Joanna Shupe returns to New York City’s Gilded Age, where fortunes and reputations are gained and lost with ease—and love can blossom from the most unlikely charade
With the fate of her disgraced family resting on her shoulders, Lady Christina Barclay has arrived in New York City from London to quickly secure a wealthy husband. But when her parents settle on an intolerable suitor, Christina turns to her reclusive neighbor, a darkly handsome and utterly compelling inventor, for help.
Oliver Hawkes reluctantly agrees to a platonic marriage . . . with his own condition: The marriage must end after one year. Not only does Oliver face challenges that are certain to make life as his wife difficult, but more importantly, he refuses to be distracted from his life’s work—the development of a revolutionary device that could transform thousands of lives, including his own.
Much to his surprise, his bride is more beguiling than he imagined. When temptation burns hot between them, they realize they must overcome their own secrets and doubts, and every effort to undermine their marriage, because one year can never be enough.

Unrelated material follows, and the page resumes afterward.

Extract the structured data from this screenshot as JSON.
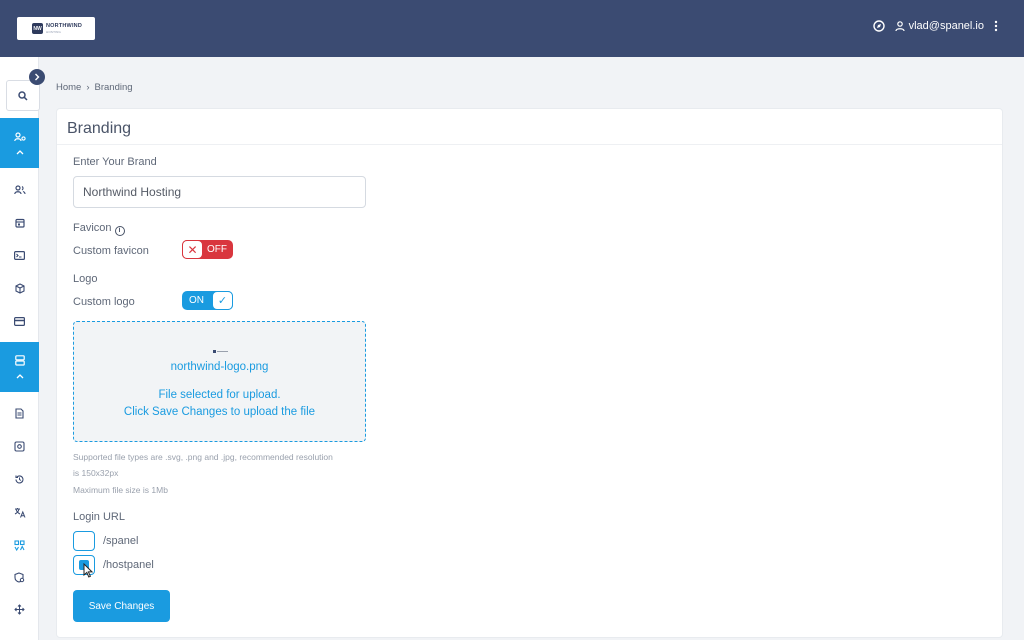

Shupe's third Four Hundred historical (after A Scandalous Deal) craftily combines details of New York's Gilded Age with enchanting romance. Lady Christina Barclay and her parents, the Earl and Countess of Pennington, left their home in England to visit her cousin in New York City, planning to marry Christina off to the highest bidder and restore their family fortunes. When her parents threaten to force her to marry elderly and sinister Mr. Van Peet, she flees to the home of her cousin's neighbor, Oliver Hawkes, a reclusive, wealthy inventor who has shunned the snobs of high society because of their cruelty about his deafness. Christina and Oliver have become friends; he is enchanted by her beauty, and she is attracted to his kindness and intelligence. Oliver offers to marry Christina to save her from marriage to Van Peet, provide the funds her family needs, and give her an annulment in a year, but as their friendship develops into mutual desire, their arrangement is impeded, leaving them wondering whether to keep their agreement or dare to explore a genuine marriage. Scintillating romance is at the heart of this tale of affable protagonists overcoming the wounds of their pasts.
This was a solid 3 stars for me - it started out encouraging. Oliver Hawkes, the mysterious and reclusive next door neighbor, is an unusual Historical Romance hero in that he is deaf - not a very typical hero. However, of course, he is suspicious of society as they shunned him when he returned from school despite his great fortune. When Christina is found on his property they develop a sweet friendship. Christina is significantly oppressed and abused by her parents and Oliver develops a protectiveness toward her and helps her develop a backbone.
My only complaints about this book are, first, while Oliver and Christina’s relationship development is sweet, Christina is so meek and downtrodden it is hard to like her. She improves for sure, but during the book, I had to take breaks to read because the story did not grip me to the extent that I couldn’t put it down. There is also something about this sweet relationship that I found myself wincing when a graphic mention would be made of some sexual reference or when Oliver would graphically describe what he felt like or wanted to do. It was out of place in the story and just didn’t flow.
I loved the first in this series and I somehow skipped the second but definitely want to back and read it. This is definitely a standalone - the characters of the first book make an appearance in this one but it is not necessary at all to have read the first one as the stories are really unrelated. This is s sweet story if you are looking for sweet.
Thank you to Avon for granting me the opportunity to read the DRC.